▶ [How to complete this task] Lines in the following data that contain the string "proyectos" are to be counted. Report only their number.

Saved entries:
= = =
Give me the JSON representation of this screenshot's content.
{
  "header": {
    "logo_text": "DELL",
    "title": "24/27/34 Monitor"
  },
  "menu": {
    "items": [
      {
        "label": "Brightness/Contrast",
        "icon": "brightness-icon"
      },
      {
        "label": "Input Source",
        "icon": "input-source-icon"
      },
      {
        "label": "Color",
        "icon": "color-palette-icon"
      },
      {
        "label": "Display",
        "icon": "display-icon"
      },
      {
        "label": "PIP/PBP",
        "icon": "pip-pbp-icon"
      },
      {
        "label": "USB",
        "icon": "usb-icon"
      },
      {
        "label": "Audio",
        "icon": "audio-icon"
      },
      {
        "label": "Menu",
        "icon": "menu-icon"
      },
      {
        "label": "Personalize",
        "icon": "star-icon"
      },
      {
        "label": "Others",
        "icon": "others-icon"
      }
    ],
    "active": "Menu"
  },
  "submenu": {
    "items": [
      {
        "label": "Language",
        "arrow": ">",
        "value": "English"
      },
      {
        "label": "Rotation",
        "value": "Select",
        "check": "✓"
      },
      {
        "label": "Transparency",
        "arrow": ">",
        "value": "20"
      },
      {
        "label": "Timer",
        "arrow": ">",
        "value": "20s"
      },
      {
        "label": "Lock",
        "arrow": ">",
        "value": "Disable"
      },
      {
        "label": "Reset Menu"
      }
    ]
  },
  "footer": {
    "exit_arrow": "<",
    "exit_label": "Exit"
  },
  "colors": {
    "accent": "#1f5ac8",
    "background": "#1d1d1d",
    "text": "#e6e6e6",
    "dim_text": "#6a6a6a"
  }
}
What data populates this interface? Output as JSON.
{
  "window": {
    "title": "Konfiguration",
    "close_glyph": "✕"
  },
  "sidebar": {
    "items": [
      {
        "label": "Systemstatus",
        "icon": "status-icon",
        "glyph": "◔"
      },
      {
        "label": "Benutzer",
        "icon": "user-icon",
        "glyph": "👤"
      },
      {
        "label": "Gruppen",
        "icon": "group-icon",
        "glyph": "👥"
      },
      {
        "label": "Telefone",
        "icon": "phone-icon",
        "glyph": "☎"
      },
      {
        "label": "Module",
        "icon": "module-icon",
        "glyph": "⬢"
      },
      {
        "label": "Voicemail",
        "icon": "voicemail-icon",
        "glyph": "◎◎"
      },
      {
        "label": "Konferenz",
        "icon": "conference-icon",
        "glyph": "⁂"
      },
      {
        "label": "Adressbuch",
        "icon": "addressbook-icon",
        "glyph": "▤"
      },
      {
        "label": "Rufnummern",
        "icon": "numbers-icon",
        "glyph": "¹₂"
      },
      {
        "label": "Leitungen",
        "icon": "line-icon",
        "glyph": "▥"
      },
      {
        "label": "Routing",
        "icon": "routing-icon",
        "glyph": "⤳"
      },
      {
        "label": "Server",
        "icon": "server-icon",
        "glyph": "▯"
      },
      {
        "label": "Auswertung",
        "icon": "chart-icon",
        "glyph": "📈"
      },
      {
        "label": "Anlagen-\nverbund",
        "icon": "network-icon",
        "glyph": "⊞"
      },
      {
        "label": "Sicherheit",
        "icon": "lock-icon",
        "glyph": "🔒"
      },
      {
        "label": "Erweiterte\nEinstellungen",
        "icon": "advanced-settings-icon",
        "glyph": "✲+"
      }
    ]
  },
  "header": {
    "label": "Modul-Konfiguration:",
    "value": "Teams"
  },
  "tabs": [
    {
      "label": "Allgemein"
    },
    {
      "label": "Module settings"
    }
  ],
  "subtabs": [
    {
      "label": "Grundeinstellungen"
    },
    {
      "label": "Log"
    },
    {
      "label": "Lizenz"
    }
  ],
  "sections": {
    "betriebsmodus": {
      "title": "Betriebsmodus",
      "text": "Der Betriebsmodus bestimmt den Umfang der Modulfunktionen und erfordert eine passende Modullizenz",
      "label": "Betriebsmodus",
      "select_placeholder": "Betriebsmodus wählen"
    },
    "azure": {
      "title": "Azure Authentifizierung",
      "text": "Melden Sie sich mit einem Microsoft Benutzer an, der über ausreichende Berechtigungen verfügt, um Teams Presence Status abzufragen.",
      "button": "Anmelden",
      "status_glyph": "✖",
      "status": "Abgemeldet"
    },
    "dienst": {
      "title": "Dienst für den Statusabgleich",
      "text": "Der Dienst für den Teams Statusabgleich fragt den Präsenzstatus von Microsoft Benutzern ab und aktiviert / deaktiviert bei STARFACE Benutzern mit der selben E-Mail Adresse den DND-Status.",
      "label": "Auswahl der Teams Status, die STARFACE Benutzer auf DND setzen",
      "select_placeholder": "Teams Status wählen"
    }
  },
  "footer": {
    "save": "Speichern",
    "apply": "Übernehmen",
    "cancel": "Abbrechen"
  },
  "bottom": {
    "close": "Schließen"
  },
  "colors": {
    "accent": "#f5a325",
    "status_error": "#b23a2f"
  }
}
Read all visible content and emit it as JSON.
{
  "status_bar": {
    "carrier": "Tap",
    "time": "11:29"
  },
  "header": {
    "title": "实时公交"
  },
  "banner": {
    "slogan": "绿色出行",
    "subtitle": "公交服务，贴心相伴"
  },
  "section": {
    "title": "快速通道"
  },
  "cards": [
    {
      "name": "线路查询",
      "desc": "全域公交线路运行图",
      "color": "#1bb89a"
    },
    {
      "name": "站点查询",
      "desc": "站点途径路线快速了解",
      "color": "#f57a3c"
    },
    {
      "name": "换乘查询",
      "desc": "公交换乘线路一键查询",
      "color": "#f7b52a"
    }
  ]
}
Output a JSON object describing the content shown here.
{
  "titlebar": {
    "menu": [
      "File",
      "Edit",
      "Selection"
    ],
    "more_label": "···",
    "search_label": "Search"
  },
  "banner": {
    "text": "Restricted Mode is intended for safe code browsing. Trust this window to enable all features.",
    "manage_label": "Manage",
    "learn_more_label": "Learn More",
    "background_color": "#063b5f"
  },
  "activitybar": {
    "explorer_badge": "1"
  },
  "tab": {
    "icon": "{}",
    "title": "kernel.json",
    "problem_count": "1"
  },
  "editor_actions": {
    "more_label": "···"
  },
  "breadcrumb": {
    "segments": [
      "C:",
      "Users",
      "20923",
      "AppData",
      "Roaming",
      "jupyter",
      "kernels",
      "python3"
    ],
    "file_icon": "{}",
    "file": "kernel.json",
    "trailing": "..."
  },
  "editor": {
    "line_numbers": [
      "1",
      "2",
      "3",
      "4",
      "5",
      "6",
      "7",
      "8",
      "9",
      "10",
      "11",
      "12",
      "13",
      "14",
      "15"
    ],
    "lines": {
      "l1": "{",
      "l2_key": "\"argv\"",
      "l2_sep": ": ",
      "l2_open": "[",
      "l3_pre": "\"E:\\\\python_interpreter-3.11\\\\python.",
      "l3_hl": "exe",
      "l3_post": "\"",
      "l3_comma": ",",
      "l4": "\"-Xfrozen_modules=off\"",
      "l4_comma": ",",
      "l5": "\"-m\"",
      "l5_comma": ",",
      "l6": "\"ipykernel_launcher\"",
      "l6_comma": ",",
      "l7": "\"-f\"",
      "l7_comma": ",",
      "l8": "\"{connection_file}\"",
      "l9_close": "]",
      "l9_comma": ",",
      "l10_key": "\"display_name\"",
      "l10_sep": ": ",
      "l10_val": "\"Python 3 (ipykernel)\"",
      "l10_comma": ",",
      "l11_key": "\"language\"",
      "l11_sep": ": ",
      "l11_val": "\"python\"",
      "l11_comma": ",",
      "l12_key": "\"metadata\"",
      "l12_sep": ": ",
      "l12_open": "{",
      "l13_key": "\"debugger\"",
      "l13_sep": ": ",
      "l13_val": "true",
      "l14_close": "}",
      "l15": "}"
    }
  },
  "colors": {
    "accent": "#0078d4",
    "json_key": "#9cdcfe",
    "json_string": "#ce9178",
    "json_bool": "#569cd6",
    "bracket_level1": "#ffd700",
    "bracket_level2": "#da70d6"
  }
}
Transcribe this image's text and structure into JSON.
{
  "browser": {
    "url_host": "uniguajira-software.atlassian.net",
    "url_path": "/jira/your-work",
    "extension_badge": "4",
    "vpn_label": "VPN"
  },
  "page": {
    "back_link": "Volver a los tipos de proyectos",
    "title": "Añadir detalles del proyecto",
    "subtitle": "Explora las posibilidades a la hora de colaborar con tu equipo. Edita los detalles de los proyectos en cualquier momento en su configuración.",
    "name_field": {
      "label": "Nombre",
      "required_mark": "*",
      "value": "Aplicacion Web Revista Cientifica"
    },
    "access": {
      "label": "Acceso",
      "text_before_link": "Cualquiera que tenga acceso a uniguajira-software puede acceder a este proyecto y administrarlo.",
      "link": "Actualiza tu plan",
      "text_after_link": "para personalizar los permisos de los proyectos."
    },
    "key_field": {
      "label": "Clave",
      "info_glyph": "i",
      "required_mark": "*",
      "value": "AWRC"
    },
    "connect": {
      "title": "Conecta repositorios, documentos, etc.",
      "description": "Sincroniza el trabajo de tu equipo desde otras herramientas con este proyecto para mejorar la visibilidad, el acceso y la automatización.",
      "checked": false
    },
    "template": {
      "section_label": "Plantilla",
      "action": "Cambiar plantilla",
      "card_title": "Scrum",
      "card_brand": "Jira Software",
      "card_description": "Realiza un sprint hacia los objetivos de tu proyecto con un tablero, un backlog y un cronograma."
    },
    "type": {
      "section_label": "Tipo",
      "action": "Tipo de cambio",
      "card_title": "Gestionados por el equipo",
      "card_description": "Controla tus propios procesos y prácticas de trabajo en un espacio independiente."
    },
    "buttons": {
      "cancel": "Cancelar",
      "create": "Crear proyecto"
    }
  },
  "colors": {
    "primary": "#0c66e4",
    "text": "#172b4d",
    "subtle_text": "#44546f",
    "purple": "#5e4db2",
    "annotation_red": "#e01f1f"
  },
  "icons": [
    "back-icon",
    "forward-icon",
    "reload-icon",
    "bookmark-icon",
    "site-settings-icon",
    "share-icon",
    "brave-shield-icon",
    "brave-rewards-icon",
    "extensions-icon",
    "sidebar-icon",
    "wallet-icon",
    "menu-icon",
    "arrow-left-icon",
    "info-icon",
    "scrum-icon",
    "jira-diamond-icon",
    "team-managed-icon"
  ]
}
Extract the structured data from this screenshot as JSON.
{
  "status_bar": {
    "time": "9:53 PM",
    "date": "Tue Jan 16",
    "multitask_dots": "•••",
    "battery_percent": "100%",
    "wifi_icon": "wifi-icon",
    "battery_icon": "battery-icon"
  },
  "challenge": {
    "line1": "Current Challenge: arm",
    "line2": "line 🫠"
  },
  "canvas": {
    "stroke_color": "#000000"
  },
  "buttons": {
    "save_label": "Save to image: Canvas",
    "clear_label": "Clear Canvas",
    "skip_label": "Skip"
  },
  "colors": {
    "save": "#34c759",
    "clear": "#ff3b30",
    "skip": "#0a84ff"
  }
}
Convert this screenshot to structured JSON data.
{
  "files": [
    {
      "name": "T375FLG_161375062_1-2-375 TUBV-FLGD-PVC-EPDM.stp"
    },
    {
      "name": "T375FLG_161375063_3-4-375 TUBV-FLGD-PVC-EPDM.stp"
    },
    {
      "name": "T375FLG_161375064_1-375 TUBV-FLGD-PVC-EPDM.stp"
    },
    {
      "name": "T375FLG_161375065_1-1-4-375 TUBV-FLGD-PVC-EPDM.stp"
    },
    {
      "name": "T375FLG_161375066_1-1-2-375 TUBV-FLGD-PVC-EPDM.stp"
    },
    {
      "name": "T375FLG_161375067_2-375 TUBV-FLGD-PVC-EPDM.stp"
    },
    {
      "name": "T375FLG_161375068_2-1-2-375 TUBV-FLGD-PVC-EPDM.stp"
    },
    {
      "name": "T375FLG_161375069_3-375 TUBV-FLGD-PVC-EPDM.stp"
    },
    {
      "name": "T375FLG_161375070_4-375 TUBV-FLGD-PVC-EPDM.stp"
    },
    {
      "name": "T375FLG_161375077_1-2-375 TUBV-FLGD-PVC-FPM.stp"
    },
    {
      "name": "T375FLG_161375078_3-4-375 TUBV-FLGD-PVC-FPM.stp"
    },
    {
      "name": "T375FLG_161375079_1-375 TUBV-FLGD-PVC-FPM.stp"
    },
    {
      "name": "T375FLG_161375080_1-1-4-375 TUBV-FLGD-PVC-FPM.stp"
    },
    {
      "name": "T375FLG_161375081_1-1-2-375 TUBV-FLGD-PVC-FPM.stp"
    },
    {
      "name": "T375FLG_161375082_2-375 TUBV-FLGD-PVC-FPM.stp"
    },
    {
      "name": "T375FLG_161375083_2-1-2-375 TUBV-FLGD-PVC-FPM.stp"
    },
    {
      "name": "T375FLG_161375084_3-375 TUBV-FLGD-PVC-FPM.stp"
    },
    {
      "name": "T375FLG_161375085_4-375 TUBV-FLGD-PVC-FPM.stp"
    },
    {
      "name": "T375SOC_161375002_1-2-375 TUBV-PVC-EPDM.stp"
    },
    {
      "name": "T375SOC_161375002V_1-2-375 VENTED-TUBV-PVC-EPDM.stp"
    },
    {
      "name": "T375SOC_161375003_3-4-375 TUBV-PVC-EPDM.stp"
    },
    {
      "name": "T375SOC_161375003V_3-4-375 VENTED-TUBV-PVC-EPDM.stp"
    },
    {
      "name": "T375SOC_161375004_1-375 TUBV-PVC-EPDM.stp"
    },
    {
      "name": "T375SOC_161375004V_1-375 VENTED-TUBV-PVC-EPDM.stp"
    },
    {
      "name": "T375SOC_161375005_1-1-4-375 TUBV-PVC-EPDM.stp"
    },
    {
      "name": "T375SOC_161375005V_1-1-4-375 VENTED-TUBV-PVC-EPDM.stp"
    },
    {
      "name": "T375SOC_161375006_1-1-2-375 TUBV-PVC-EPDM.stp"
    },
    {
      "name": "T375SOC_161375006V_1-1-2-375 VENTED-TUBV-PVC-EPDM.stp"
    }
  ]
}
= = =
▶ [Answer to this task] 3